More and more countries, organizations and companies are starting to invest in a new hydrogen economy. The goal is to develop sustainable and long-term solutions where renewable energy such as solar and wind can locally produce hydrogen gas.
During the summer, there have been several news stories about the new hydrogen economy. In Sweden, it has been reported that the Swedish government's initiative Fossil-Free Sweden will work out a national hydrogen and ammonia strategy that will be presented in the spring of 2021.
The European Commission has presented its investment in hydrogen and will invest 430 billion euros by 2030. In 2050, the European Commission estimates that the hydrogen economy can employ up to one million people in the EU and have an annual turnover of SEK 6,500 billion.
In Denmark, efforts are being made to strengthen the role of hydrogen in the economy and reduce emissions. Among other things, two large "energy islands" will be built with wind farms in the North Sea and the Baltic Sea with hundreds of new wind turbines. The electricity from wind power will be used to produce green hydrogen gas that can be converted into aviation fuel but also used in industry and land transport.
In Iceland , a hydrogen vision has been developed until 2030, which aims to increase the pace of emission reductions. By 2025, Iceland is planned to have developed a roadmap for hydrogen until 2050.

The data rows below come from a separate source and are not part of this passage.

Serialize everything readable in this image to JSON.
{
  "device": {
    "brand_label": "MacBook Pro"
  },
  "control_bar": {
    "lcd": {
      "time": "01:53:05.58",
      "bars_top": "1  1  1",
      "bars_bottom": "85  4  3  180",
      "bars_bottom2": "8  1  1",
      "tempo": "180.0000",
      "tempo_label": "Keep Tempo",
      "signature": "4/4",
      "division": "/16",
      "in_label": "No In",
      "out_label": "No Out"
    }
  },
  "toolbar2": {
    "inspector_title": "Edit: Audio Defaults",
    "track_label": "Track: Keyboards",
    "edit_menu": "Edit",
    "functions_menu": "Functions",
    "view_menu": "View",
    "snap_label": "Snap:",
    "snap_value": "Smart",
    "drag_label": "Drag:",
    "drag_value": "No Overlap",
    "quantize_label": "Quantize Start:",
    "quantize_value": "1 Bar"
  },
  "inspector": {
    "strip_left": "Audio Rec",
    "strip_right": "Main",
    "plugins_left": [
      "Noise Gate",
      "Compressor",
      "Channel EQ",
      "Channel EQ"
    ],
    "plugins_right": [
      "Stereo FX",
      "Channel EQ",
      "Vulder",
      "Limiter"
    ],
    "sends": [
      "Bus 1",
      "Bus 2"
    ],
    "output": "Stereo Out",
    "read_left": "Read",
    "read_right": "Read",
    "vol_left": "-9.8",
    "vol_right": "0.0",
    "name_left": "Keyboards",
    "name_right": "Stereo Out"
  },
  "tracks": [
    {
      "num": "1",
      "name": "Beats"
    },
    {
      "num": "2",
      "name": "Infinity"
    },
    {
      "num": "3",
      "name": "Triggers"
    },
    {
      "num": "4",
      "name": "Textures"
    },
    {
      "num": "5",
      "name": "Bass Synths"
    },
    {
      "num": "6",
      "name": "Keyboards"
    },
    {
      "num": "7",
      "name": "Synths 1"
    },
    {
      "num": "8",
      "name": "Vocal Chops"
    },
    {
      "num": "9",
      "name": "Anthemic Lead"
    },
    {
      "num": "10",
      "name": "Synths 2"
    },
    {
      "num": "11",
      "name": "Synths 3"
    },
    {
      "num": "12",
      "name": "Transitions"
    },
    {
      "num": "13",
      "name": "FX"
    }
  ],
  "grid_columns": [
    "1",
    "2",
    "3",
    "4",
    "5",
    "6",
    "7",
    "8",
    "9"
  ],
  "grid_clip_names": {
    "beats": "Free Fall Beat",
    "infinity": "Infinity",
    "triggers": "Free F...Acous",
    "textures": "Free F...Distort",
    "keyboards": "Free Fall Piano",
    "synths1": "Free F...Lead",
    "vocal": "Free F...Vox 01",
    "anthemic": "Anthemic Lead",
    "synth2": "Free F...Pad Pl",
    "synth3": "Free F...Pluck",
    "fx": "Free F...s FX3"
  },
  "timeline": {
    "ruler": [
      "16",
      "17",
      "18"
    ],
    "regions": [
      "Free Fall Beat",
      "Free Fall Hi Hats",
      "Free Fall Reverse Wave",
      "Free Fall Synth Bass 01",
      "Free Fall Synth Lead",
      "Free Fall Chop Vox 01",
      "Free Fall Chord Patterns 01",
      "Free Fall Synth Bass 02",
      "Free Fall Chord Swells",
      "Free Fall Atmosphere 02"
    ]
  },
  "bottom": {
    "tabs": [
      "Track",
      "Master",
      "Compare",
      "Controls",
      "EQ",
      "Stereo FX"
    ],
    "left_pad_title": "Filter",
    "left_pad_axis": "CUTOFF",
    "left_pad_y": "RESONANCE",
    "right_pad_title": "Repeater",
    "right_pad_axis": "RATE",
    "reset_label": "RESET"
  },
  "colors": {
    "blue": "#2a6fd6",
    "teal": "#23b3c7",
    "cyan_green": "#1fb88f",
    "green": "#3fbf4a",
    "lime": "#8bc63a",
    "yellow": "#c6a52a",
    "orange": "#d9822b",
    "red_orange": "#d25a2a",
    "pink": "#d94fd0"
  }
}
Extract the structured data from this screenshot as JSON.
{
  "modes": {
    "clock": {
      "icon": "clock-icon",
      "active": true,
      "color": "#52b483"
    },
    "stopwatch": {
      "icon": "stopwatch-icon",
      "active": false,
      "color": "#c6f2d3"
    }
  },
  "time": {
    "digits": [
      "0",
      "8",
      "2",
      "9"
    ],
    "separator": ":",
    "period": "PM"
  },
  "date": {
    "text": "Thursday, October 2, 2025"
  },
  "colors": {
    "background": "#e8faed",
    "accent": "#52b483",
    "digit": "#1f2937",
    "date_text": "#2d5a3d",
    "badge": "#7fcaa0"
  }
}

With many initiatives and investments, the future looks positive in another environmental area. Hydrogen appears to play a major role in both the short and long term.